Florida police officers resign from SWAT unit, say they feel 'restrained by the politicization of our tactics'

Almost a dozen South Florida police officers resigned from their city's SWAT unit this week, claiming that they did not feel safe and that they were "restrained by the politicization of our tactics."

The group of 10 officers wrote to Hallandale Beach Police Chief Sonia Quinones on Tuesday to notify her of their resignations.

In the letter, obtained by CNN, the officers claimed that they were "minimally equipped, under trained and often times restrained by the politicization of our tactics to the extent of placing the safety of dogs over the safety of the team members."

They added, "Until these conditions and sentiments are rectified and addressed, we cannot safely, effectively and in good faith carry out duties in this capacity without putting ourselves and our families at this needless increased level of risk."

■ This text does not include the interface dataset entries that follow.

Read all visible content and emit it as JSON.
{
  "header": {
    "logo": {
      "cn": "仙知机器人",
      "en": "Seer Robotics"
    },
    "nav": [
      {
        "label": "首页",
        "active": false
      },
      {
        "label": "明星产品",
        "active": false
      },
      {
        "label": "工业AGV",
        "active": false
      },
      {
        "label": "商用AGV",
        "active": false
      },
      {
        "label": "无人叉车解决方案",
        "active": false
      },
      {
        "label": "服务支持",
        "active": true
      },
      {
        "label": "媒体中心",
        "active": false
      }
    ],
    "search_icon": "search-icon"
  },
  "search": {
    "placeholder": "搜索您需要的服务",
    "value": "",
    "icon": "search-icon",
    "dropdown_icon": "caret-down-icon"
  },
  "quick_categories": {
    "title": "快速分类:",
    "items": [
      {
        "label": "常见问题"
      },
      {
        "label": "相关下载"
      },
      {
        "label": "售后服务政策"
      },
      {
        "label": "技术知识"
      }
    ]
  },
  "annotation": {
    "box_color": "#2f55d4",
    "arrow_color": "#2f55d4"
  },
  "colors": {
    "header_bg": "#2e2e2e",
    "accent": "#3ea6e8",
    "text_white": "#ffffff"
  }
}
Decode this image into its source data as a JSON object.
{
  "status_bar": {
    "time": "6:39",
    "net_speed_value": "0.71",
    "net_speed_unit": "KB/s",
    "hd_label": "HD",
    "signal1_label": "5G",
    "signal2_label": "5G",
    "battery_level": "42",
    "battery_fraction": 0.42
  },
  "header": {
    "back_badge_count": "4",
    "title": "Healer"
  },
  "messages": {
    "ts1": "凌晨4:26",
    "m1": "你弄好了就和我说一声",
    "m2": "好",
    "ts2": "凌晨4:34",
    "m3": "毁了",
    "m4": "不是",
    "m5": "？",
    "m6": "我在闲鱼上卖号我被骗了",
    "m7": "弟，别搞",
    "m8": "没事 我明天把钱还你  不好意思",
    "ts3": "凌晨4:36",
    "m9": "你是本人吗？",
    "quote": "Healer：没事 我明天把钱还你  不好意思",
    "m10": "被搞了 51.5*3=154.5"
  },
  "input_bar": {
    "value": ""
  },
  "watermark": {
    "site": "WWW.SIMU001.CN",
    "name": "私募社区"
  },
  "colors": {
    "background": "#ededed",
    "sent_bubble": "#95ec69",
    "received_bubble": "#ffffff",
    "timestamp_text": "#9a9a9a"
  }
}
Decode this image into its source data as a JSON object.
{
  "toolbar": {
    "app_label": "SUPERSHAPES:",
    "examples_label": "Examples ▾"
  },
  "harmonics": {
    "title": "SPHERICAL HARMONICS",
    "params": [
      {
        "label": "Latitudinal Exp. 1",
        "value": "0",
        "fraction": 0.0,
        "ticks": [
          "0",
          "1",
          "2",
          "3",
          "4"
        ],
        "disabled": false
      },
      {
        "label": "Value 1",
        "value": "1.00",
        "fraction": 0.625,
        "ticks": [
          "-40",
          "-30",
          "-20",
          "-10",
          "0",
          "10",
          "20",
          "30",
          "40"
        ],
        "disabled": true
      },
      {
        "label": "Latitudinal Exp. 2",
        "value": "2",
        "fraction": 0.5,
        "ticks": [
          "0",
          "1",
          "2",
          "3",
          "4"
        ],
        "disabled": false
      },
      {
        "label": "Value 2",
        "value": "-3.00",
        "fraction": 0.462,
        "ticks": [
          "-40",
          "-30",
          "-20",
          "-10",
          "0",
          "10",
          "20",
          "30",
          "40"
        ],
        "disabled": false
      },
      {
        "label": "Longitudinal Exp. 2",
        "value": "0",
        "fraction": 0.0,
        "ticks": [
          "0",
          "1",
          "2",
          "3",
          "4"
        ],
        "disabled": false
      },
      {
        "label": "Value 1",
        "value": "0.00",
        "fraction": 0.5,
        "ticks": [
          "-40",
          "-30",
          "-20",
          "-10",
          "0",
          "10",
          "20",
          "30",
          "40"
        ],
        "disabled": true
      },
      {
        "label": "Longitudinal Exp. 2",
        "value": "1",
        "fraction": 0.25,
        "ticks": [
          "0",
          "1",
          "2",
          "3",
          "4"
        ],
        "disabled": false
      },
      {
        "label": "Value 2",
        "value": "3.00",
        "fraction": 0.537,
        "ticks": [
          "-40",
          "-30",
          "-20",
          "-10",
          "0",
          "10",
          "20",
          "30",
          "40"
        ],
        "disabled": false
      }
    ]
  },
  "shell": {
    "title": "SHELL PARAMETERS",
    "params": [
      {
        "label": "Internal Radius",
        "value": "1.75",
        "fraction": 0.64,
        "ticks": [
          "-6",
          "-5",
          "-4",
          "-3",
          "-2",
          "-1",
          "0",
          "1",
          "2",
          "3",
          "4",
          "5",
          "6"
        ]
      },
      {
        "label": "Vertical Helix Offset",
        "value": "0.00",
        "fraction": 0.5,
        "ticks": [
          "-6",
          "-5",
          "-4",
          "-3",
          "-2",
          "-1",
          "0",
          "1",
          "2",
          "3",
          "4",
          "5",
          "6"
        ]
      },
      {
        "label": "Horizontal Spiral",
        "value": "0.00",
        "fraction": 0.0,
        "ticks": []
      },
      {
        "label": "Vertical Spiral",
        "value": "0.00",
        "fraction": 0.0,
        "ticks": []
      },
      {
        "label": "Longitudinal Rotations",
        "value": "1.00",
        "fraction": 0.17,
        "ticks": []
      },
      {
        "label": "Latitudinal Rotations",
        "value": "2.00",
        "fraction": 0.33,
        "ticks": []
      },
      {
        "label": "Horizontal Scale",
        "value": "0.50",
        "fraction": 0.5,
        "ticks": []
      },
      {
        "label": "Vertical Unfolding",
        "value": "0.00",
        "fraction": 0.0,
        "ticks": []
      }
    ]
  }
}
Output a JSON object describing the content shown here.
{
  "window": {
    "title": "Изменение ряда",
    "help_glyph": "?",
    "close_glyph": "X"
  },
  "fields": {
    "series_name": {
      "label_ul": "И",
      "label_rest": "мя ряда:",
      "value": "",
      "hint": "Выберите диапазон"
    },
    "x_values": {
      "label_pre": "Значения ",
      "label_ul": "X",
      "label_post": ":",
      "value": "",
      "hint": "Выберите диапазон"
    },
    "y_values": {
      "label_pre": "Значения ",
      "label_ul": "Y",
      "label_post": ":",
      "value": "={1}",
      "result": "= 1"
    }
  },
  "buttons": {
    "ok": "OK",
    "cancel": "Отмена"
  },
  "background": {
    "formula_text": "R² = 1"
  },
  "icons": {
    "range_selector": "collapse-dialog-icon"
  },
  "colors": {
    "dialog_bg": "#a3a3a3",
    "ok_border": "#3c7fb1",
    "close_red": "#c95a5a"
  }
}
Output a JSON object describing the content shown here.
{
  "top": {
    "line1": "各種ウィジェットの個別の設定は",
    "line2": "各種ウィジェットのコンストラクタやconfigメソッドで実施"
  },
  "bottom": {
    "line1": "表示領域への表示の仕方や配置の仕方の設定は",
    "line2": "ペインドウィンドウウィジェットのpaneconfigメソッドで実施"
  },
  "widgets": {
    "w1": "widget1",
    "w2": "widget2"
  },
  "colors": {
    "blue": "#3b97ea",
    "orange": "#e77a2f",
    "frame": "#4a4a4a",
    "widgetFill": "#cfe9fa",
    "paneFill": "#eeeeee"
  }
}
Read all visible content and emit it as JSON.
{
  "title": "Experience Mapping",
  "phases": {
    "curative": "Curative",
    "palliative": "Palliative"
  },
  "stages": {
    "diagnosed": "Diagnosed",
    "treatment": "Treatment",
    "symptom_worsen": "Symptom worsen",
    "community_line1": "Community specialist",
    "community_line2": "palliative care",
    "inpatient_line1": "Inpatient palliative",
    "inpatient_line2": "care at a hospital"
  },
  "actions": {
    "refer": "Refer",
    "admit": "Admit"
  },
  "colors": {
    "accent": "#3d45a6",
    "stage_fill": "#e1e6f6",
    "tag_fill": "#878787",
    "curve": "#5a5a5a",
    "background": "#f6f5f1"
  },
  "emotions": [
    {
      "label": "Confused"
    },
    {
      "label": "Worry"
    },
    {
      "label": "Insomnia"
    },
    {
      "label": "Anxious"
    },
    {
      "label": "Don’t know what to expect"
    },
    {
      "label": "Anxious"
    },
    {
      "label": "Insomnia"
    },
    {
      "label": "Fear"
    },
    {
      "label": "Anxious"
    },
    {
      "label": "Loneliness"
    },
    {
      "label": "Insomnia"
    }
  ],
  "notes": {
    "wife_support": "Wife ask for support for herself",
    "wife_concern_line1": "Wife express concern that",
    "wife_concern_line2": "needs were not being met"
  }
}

Their resignations come as calls for law enforcement reform following the police killing of George Floyd in Minneapolis on May 25 dominate the national discourse.
The news also comes after 57 Buffalo, N.Y., police officers resigned from the Buffalo Police Department Emergency Response Team after two officers on the force were were suspended and criminally charged for pushing a 75-year-old protester to the ground, critically injuring him.